Die letzten 5 Focus-News des innovations-reports im Überblick:

Im Focus: Electron highway inside crystal

Physicists of the University of Würzburg have made an astonishing discovery in a specific type of topological insulators. The effect is due to the structure of the materials used. The researchers have now published their work in the journal Science.

Topological insulators are currently the hot topic in physics according to the newspaper Neue Zürcher Zeitung. Only a few weeks ago, their importance was...

Im Focus: Significantly more productivity in USP lasers

In recent years, lasers with ultrashort pulses (USP) down to the femtosecond range have become established on an industrial scale. They could advance some applications with the much-lauded “cold ablation” – if that meant they would then achieve more throughput. A new generation of process engineering that will address this issue in particular will be discussed at the “4th UKP Workshop – Ultrafast Laser Technology” in April 2017.

Even back in the 1990s, scientists were comparing materials processing with nanosecond, picosecond and femtosesecond pulses. The result was surprising:...

Im Focus: Shape matters when light meets atom

Mapping the interaction of a single atom with a single photon may inform design of quantum devices

Have you ever wondered how you see the world? Vision is about photons of light, which are packets of energy, interacting with the atoms or molecules in what...

Im Focus: Novel silicon etching technique crafts 3-D gradient refractive index micro-optics

A multi-institutional research collaboration has created a novel approach for fabricating three-dimensional micro-optics through the shape-defined formation of porous silicon (PSi), with broad impacts in integrated optoelectronics, imaging, and photovoltaics.

Working with colleagues at Stanford and The Dow Chemical Company, researchers at the University of Illinois at Urbana-Champaign fabricated 3-D birefringent...

Im Focus: Quantum Particles Form Droplets

In experiments with magnetic atoms conducted at extremely low temperatures, scientists have demonstrated a unique phase of matter: The atoms form a new type of quantum liquid or quantum droplet state.
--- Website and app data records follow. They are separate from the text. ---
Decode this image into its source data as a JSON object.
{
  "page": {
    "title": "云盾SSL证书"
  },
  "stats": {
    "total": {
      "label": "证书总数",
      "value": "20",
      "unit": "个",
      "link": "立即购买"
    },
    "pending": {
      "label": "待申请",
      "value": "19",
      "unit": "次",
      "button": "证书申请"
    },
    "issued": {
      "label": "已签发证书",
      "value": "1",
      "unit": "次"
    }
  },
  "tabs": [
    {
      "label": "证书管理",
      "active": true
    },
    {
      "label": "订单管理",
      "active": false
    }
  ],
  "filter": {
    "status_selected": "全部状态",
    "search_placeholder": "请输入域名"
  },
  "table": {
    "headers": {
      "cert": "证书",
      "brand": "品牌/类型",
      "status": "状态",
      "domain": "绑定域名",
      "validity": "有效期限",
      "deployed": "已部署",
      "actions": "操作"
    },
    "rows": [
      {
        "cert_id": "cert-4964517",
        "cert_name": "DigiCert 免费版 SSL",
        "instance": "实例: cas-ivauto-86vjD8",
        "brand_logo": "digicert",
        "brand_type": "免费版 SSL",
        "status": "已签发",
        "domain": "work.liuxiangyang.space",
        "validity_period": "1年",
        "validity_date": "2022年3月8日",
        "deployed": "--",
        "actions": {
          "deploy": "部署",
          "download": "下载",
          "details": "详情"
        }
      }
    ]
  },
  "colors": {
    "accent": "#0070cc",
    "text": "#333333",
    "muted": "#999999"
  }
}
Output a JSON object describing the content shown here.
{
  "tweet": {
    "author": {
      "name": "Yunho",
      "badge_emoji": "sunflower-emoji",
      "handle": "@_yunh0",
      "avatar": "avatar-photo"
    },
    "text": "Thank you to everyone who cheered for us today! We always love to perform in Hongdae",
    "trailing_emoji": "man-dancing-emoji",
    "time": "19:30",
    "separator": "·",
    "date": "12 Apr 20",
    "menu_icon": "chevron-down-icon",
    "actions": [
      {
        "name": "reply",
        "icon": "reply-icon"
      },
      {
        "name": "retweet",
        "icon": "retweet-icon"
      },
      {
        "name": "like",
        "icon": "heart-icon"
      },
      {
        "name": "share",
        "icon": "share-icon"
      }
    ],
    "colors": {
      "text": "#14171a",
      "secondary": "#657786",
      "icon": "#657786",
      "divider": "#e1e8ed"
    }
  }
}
These so called quantum droplets may preserve their form in absence of external confinement because of quantum effects. The joint team of experimental physicists from Innsbruck and theoretical physicists from Hannover report on their findings in the journal Physical Review X.

“Our Quantum droplets are in the gas phase but they still drop like a rock,” explains experimental physicist Francesca Ferlaino when talking about the...

All Focus news of the innovation-report >>>

Anzeige

Anzeige

Event News

ICTM Conference 2017: Production technology for turbomachine manufacturing of the future

16.11.2016 | Event News

Innovation Day Laser Technology – Laser Additive Manufacturing

01.11.2016 | Event News

#IC2S2: When Social Science meets Computer Science - GESIS will host the IC2S2 conference 2017

14.10.2016 | Event News

 
Latest News

Researchers identify potentially druggable mutant p53 proteins that promote cancer growth

09.12.2016 | Life Sciences

Scientists produce a new roadmap for guiding development & conservation in the Amazon

09.12.2016 | Ecology, The Environment and Conservation

Satellites, airport visibility readings shed light on troops' exposure to air pollution

09.12.2016 | Health and Medicine

VideoLinks
B2B-VideoLinks
More VideoLinks >>>